Payment service provider

A payment service provider (PSP) is a third-party company that allows businesses to accept electronic payments, such as credit card and debit card payments. PSPs act as intermediaries between those who make payments, i.e. consumers, and those who accept them, i.e. retailers.[1]

They will often provide merchant services and act as a payment gateway or payment processor for e-commerce and brick and mortar businesses. They may also offer risk management services for card and bank based payments, transaction payment matching, digital wallets, reporting, fund remittance, currency exchange and fraud protection. The PSP will typically provide software to integrate with e-commerce websites or point of sale systems.[2]



PSPs establish technical connections with acquiring banks and card networks, enabling merchants to accept different payment methods without the need to partner with a particular bank. They fully manage payment processing and external network relationships, making the merchant less dependent on banking institutions.[3]

PSP can also offer risk management services for card and bank based payments, transaction payment matching, reporting, fund remittance and fraud protection. Some PSPs provide services to process other next generation methods (payment systems) including cash payments, wallets, prepaid cards or vouchers, and even paper or e-check processing.[citation needed]

PSP fees are typically charged in one of two ways: as a percentage of each transaction, or as a fixed cost per transaction. [citation needed]

US-based online payment service providers are supervised by the Financial Crimes Enforcement Network (or FinCEN), a bureau of the United States Department of the Treasury that collects and analyzes information about financial transactions in order to combat money laundering, terrorist financiers, and other financial crimes. [citation needed]

European payment service providers are supervised based on the European Payment Services Directive.[4]



Each merchant remains responsible for his own actions and must accordingly ensure that the selected provider observes the guidelines, e.g. with regard to data protection. Compliance with PCI DSS guidelines is important.

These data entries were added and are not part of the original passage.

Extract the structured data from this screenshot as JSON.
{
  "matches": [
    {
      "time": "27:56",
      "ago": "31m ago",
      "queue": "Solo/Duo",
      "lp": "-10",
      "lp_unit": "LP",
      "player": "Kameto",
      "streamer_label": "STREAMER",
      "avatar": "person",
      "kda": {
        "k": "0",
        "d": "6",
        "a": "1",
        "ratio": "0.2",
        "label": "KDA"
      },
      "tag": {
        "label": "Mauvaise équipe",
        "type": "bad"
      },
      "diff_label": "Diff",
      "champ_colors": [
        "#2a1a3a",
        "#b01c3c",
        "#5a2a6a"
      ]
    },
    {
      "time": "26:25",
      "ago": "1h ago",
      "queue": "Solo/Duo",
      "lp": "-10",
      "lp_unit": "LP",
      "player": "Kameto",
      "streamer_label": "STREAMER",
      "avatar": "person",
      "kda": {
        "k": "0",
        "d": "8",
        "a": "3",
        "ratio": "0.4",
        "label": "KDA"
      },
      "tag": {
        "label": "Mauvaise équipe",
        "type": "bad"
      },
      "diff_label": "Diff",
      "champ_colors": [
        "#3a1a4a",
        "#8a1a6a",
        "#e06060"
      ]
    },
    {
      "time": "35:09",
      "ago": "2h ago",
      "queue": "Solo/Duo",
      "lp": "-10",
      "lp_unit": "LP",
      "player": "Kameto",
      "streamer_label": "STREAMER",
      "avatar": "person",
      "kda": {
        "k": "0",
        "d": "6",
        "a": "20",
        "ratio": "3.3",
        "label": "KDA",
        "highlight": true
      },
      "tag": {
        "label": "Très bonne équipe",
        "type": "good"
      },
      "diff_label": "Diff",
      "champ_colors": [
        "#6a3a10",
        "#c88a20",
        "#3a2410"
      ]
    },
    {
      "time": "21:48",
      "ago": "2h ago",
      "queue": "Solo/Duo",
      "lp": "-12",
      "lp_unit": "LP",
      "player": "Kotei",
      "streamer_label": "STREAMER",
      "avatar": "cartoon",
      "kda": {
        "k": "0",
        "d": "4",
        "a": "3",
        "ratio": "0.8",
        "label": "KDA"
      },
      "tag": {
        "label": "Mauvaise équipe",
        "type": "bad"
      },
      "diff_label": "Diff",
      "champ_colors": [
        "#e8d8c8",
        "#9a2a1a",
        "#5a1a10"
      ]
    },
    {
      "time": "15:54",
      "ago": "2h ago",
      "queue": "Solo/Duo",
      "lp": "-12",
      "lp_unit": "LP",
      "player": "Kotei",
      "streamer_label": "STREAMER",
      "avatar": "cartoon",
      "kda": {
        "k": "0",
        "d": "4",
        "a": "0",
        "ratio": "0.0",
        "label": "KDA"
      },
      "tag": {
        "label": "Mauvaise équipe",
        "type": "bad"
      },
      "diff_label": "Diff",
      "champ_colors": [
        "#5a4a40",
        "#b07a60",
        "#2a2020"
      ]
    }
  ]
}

There are four levels of PCI compliance, that must be respected by the PSP. Depending on the volume of transactions as well as other details about the level of risk assessed by payment brands, the payment service provider has to follow higher standards.

The levels are as follows:

  • Level 1 – Over 6 million transactions annually;
  • Level 2 – Between 1 and 6 million transactions annually;
  • Level 3 – Between 20,000 and 1 million transactions annually;
  • Level 4 – Less than 20,000 transactions annually.[5]

Market size


As of 2022, there were more than 900 payment providers in the world. More than 300 offer services just for Europe [6] and North America. The global payment service provider market is expected to reach $US88 billion by 2027 from $US40 billion in 2019.[7]

Regulatory history




In 2010, the People's Bank of China issued administrative measures regarding online non-financial payment services.[8]: 33  These measures retroactively recognized the legal status of online third-party payment platforms like Alipay.[8]: 33  Prior to the 2010 measures, these services existed in a legal grey area.[8]: 32 

See also



  1. ^ "What is a payment service provider?". Retrieved 2022-09-26.
  2. ^ "What Is A Payment Service Provider (PSP)?". Forbes. August 25, 2022.
  3. ^ "What is a PSP or Payment Service Provider? | Definition & Benefits - Zoho Books". Essential Business Guides. 2019-01-24. Retrieved 2022-09-26.
  4. ^ "European Commission Payment Services".
  5. ^ "PCI Compliance Guide Frequently Asked Questions | PCI DSS FAQs".
  6. ^ "European Payments Council Member List".
  7. ^ "Payment Service Provider Market: Share, Market Size, Growth By Top Company, Region, Applications, Drivers, Trends and Forecast: 2022-2031". MarketWatch. Retrieved 2022-09-26.
  8. ^ a b c Zhang, Angela Huyue (2024). High Wire: How China Regulates Big Tech and Governs Its Economy. Oxford University Press. ISBN 9780197682258.